# nir: Second batch of NaN-related fixes

Following up after !6358 (merged), this is the second batch of NaN-related fixes.

This series adds two "features" to range analysis, and those features are used to fix an existing bug in range analysis. This bug is exhibited in piglit!463 (merged).

The first commit adds range analysis for `is_finite`

. There was previously an algebraic predicate implemented for this in `nir_search_helpers.h`

. That predicate just checked that the source was a constant that was finite. The range analysis tracking extends this capability significantly. To limit the scope of changes and make the commit more suitable for stable branches, the algebraic predicate isn't modified to use range analysis until the final commit.

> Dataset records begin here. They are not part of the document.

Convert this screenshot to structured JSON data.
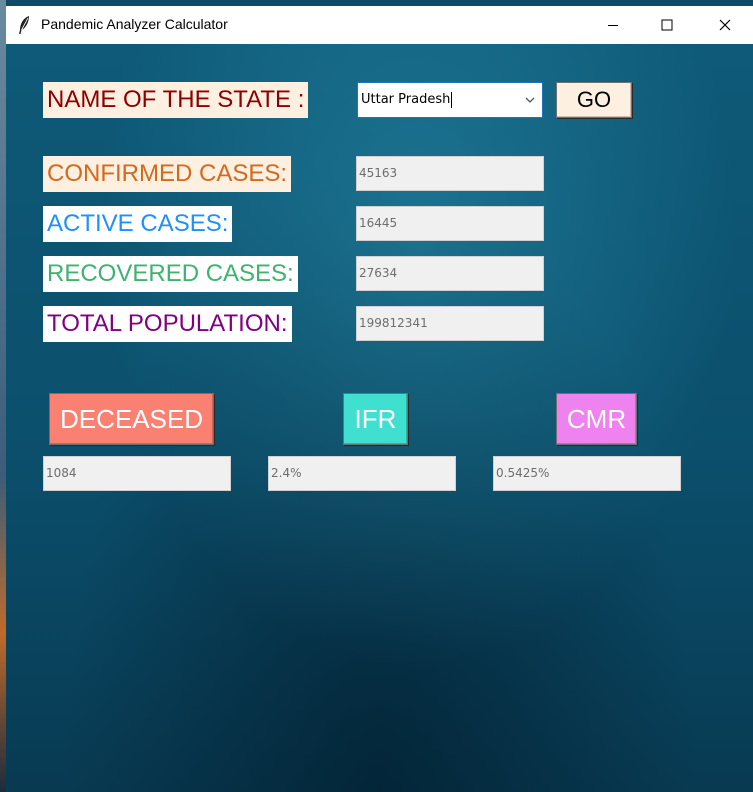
{
  "window": {
    "title": "Pandemic Analyzer Calculator"
  },
  "state_selector": {
    "label": "NAME OF THE STATE :",
    "selected": "Uttar Pradesh",
    "go_label": "GO"
  },
  "stats": {
    "confirmed": {
      "label": "CONFIRMED CASES:",
      "value": "45163"
    },
    "active": {
      "label": "ACTIVE CASES:",
      "value": "16445"
    },
    "recovered": {
      "label": "RECOVERED CASES:",
      "value": "27634"
    },
    "population": {
      "label": "TOTAL POPULATION:",
      "value": "199812341"
    }
  },
  "actions": {
    "deceased": {
      "label": "DECEASED",
      "value": "1084"
    },
    "ifr": {
      "label": "IFR",
      "value": "2.4%"
    },
    "cmr": {
      "label": "CMR",
      "value": "0.5425%"
    }
  },
  "colors": {
    "state_label": "#8b0000",
    "confirmed": "#d2691e",
    "active": "#1e90ff",
    "recovered": "#3cb371",
    "population": "#800080",
    "deceased_btn": "#fa8072",
    "ifr_btn": "#40e0d0",
    "cmr_btn": "#ee82ee",
    "go_btn": "#fdf0e0"
  },
  "icons": {
    "app": "feather-icon",
    "minimize": "minimize-icon",
    "maximize": "maximize-icon",
    "close": "close-icon",
    "dropdown": "chevron-down-icon"
  }
}
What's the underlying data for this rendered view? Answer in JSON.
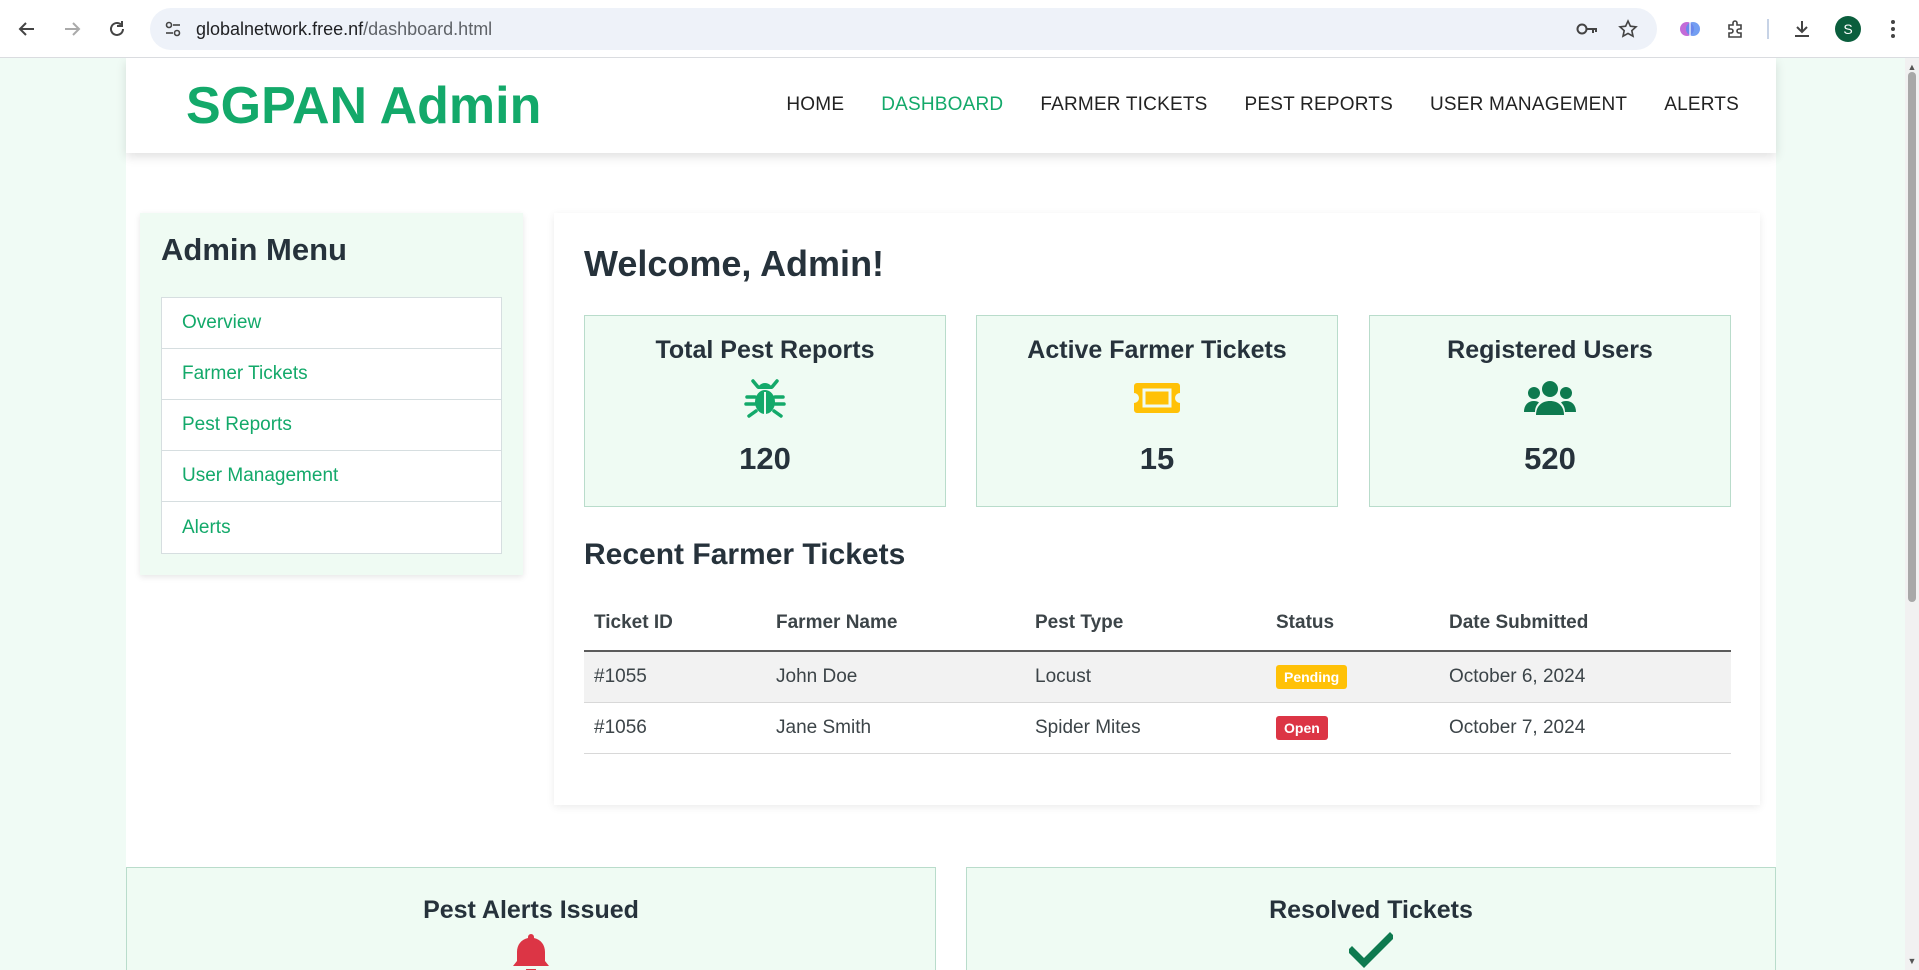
{
  "browser": {
    "url_domain": "globalnetwork.free.nf",
    "url_path": "/dashboard.html",
    "profile_initial": "S"
  },
  "header": {
    "brand": "SGPAN Admin",
    "nav": [
      {
        "label": "HOME",
        "active": false
      },
      {
        "label": "DASHBOARD",
        "active": true
      },
      {
        "label": "FARMER TICKETS",
        "active": false
      },
      {
        "label": "PEST REPORTS",
        "active": false
      },
      {
        "label": "USER MANAGEMENT",
        "active": false
      },
      {
        "label": "ALERTS",
        "active": false
      }
    ]
  },
  "sidebar": {
    "title": "Admin Menu",
    "items": [
      {
        "label": "Overview"
      },
      {
        "label": "Farmer Tickets"
      },
      {
        "label": "Pest Reports"
      },
      {
        "label": "User Management"
      },
      {
        "label": "Alerts"
      }
    ]
  },
  "main": {
    "welcome": "Welcome, Admin!",
    "stats": [
      {
        "title": "Total Pest Reports",
        "icon": "bug-icon",
        "value": "120",
        "color": "#13a96a"
      },
      {
        "title": "Active Farmer Tickets",
        "icon": "ticket-icon",
        "value": "15",
        "color": "#ffc107"
      },
      {
        "title": "Registered Users",
        "icon": "users-icon",
        "value": "520",
        "color": "#0e7a4f"
      }
    ],
    "tickets_title": "Recent Farmer Tickets",
    "table": {
      "headers": [
        "Ticket ID",
        "Farmer Name",
        "Pest Type",
        "Status",
        "Date Submitted"
      ],
      "rows": [
        {
          "id": "#1055",
          "farmer": "John Doe",
          "pest": "Locust",
          "status": "Pending",
          "date": "October 6, 2024"
        },
        {
          "id": "#1056",
          "farmer": "Jane Smith",
          "pest": "Spider Mites",
          "status": "Open",
          "date": "October 7, 2024"
        }
      ]
    }
  },
  "bottom_cards": [
    {
      "title": "Pest Alerts Issued",
      "icon": "bell-icon",
      "color": "#dc3545"
    },
    {
      "title": "Resolved Tickets",
      "icon": "check-icon",
      "color": "#0e7a4f"
    }
  ],
  "colors": {
    "accent": "#13a96a",
    "card_bg": "#effbf3",
    "pending": "#ffc107",
    "open": "#dc3545"
  }
}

The second commit uses the `is_finite`

analysis to implement `is_a_number`

analysis. For the most part, NaN can result from some operations among zero, ±Inf, and NaN. I have tried to make the `is_a_number`

analysis conservative. For lack of a better term, "Harsh, but fair." I have some additional patches that try to improve the result for `fsqrt`

, `frsq`

, `frcp`

, `fexp2`

, and `fpow`

. At least with the various changes that I have (as commits not in this MR) to `nir_opt_algebraic`

, there were no improvements from this. An algebraic predicate is added, but there are no users in this MR.

The third commit uses `is_a_number`

to fix a bug in `fmin`

and `fmax`

range analysis. In the presence of a single NaN, each of these operations could produce a result that disagrees with the range analysis. For example, if range analysis sees `fmin({lt_zero}, {gt_zero})`

, it will say the result is `{lt_zero}`

. However, if that operand is NaN, the actual result is `{gt_zero}`

. If range analysis knows that the `{lt_zero}`

must be a number (i.e., because it's the constant -42), then we can use the tighter-bounding result. Otherwise, the result is the union of the two ranges. In the `fmin({lt_zero}, {gt_zero})`

case, that would be `{ne_zero}`

.

The fourth commit updates the algebraic `is_finite`

predicate to use range analysis. This helps a few shaders in fossil-db, but there's not much activity. There are only a couple `exact`

patterns that use `is_finite`

, so I didn't expect much.

(EDIT) Almost forgot... the fifth uses `union_ranges`

to simplify the range tracking implementation for `bcsel`

.

Tagging a few people who have previously had interest in things related to NaN: @pendingchaos @karolherbst @hakzsam